what it looked like. I was forced to do much detouring, as there were whole streets on
which houses were burning on both sides.
Reaching the market place, I saw that on the south side of
the place, all the houses were burned to the ground. On the east side too, all the houses,
except one long brick building which housed a bakery shop, a saloon, a food-store and four
apartment dwellings, were razed. On the north side, three houses, extending from the
northwest corner were in flames.
There, a host of men, women and even young children were
working as a team, determined to stop further devastation. The fourth house on the north
side of the market place caught fire. A number of men stationed themselves on the sloping
roof of the adjoining fifth house. The women and children drew buckets of water from the
well in the center of the market place and carried the buckets to the fifth house and
began passing the buckets from hand to hand to those stationed on ladders leaning against
the roof, to those on the roof, and, finally, to those on the roof top. After three hours
the efforts of the team were successful.
In other places, the fire stopped naturally, having to cross
spaces that were too wide to ignite other structures. Had the fire not been stopped on the
north side of the market place, the rest of the dwellings on that side as well as all the
dwellings on the east side of Church Street would not have been spared.
Nearly half of the town was destroyed by the fire.
Many children whose homes where destroyed were brought to
our house to spend the night All the beds were turned over to the elderly women and the
sick. Together with some other children, I slept on the floor of the dining room. More
children slept on the floor of the drawing room. Most of the men were up all night,
putting, out as much of the still-burning debris as they could.
During the night, an emergency conference was held in Rabbi
Akiba's [Goldberg] house. According to established custom, only the recognized leaders of the
Jewish community were invited to attend. The "shamos" (sexton) called at the
house to inquire whether Father had returned home. When he finally did, he immediately
hurried over to the Rabbi's house.
The following morning, a meeting of all the Jewish
residents was held at the synagogue. As usual, only married males participated in the
meeting. The losses were serious. The insurance coverage was low.
At the meeting, an appeal was made to find
accommodations for the families that had become homeless and for funds for the destitute. Many hands were
raised; pledges of donations were made and offers to share dwellings with the less
fortunate. As the meeting continued, two out-of-town men walked into the synagogue,
straight over to the Rabbi. They shook hands with him and said something to him quietly.
Smiling, the Rabbi announced that the two gentlemen were from Szczuczyn and that they had
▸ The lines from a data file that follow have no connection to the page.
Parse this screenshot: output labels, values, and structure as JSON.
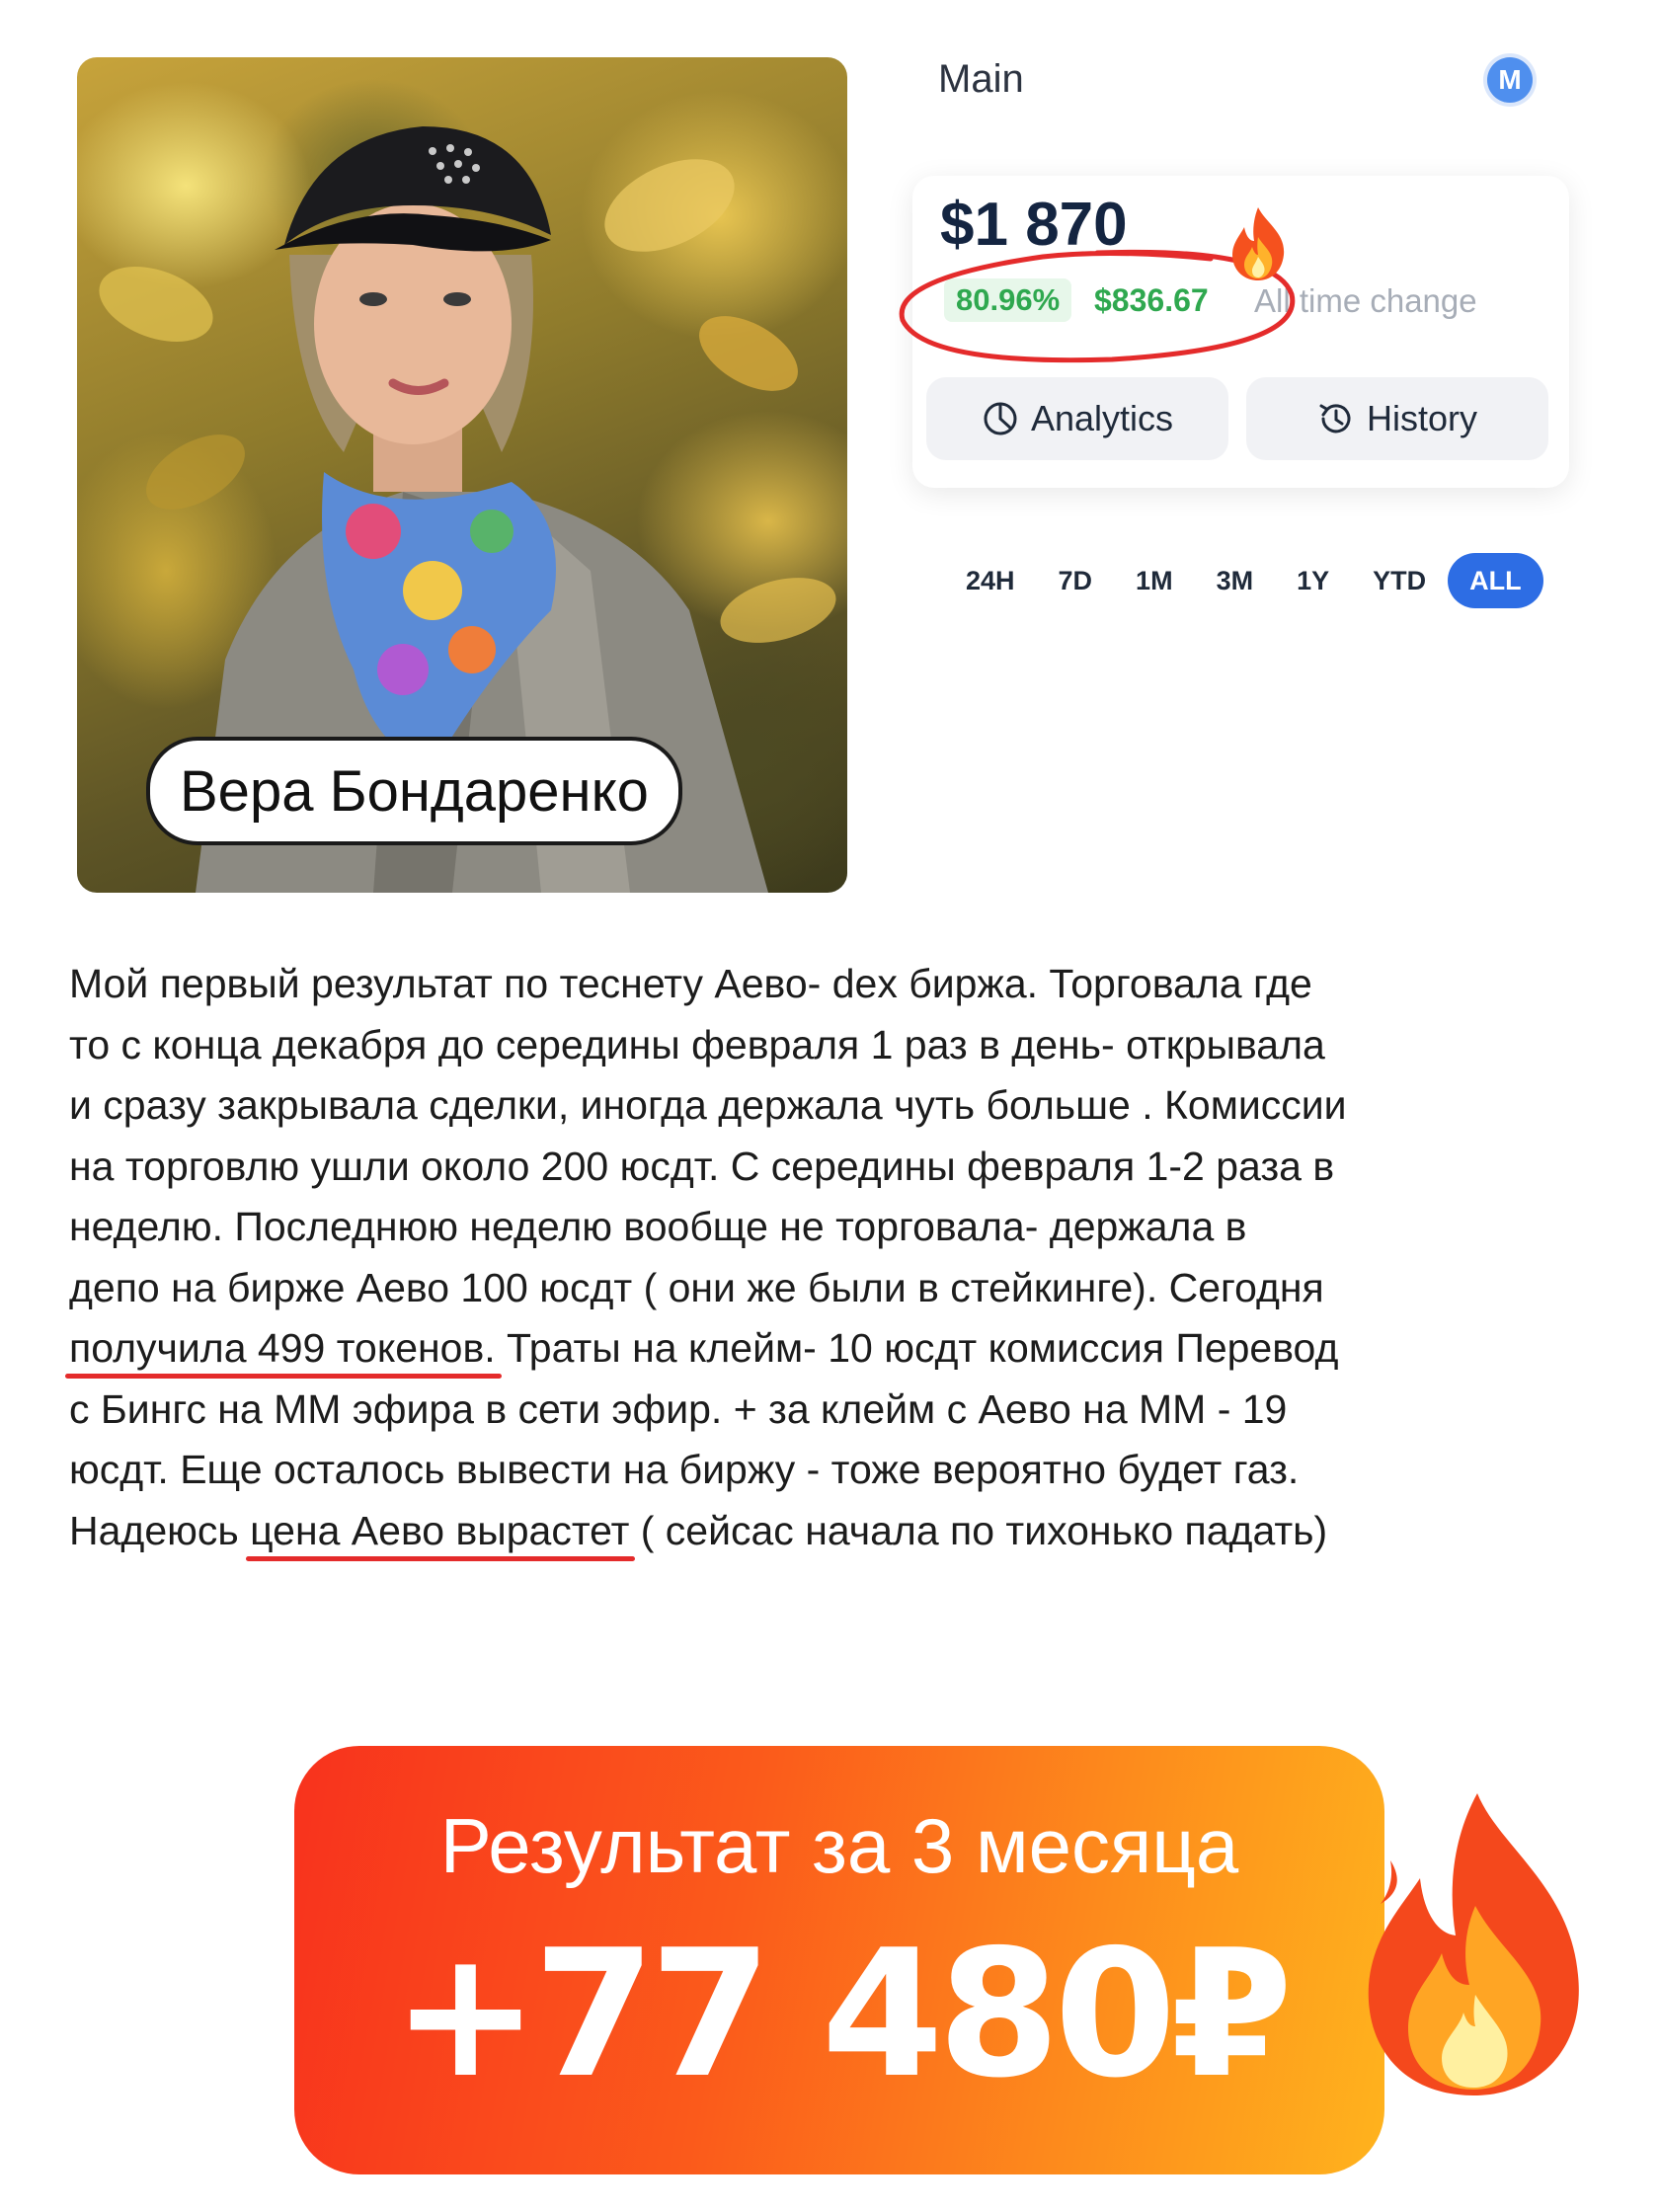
{
  "person": {
    "name": "Вера Бондаренко"
  },
  "wallet": {
    "title": "Main",
    "avatar_letter": "M",
    "balance": "$1 870",
    "change_percent": "80.96%",
    "change_value": "$836.67",
    "change_label": "All time change",
    "buttons": {
      "analytics": "Analytics",
      "history": "History"
    },
    "ranges": [
      "24H",
      "7D",
      "1M",
      "3M",
      "1Y",
      "YTD",
      "ALL"
    ],
    "active_range": "ALL",
    "colors": {
      "positive": "#2fa84f",
      "accent": "#2d6de4",
      "highlight": "#e42b2b"
    }
  },
  "story": {
    "lines": [
      "Мой первый результат по теснету Аево- dex биржа. Торговала где",
      "то с конца декабря до  середины февраля 1 раз в день- открывала",
      "и сразу закрывала сделки, иногда держала чуть больше . Комиссии",
      "на торговлю ушли около 200 юсдт.  С середины февраля 1-2 раза в",
      "неделю. Последнюю неделю вообще не торговала- держала в",
      "депо на бирже Аево 100 юсдт ( они же были в стейкинге). Сегодня"
    ],
    "line7_highlight": "получила 499 токенов.",
    "line7_rest": " Траты на клейм- 10 юсдт  комиссия Перевод",
    "line8": "с Бингс на ММ эфира в сети эфир. + за клейм с Аево на ММ - 19",
    "line9": "юсдт. Еще осталось вывести на биржу - тоже вероятно будет газ.",
    "line10_start": "Надеюсь ",
    "line10_highlight": "цена Аево вырастет",
    "line10_end": " ( сейсас начала по тихонько падать)"
  },
  "result": {
    "caption": "Результат за 3 месяца",
    "value": "+77 480₽"
  },
  "icons": [
    "pie-chart-icon",
    "history-clock-icon",
    "fire-emoji-icon"
  ]
}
come as a committee from their town's Jewish community, bringing with them a
wagon-load of fresh breed, to be distributed among the needy.
Later that same day, two more wagon-loads of bread, from
Jewish communities from still other towns, reached Radzilowo. A hasty meeting, called
together by the Rabbi, decided to donate one wagon-load to the Catholic Priest, for
distribution among the non-Jewish victims of the devastation.
The Priest met the small committee of Jews that presented
him with the wagon-load of bread with a broad smile. He thanked them profusely and praised
their thoughtfulness for the plight of their Christian fellow-sufferers. And, during the
months that followed, it seemed that, whenever Jew and non-Jew met, their greetings were
more cordial than ever before.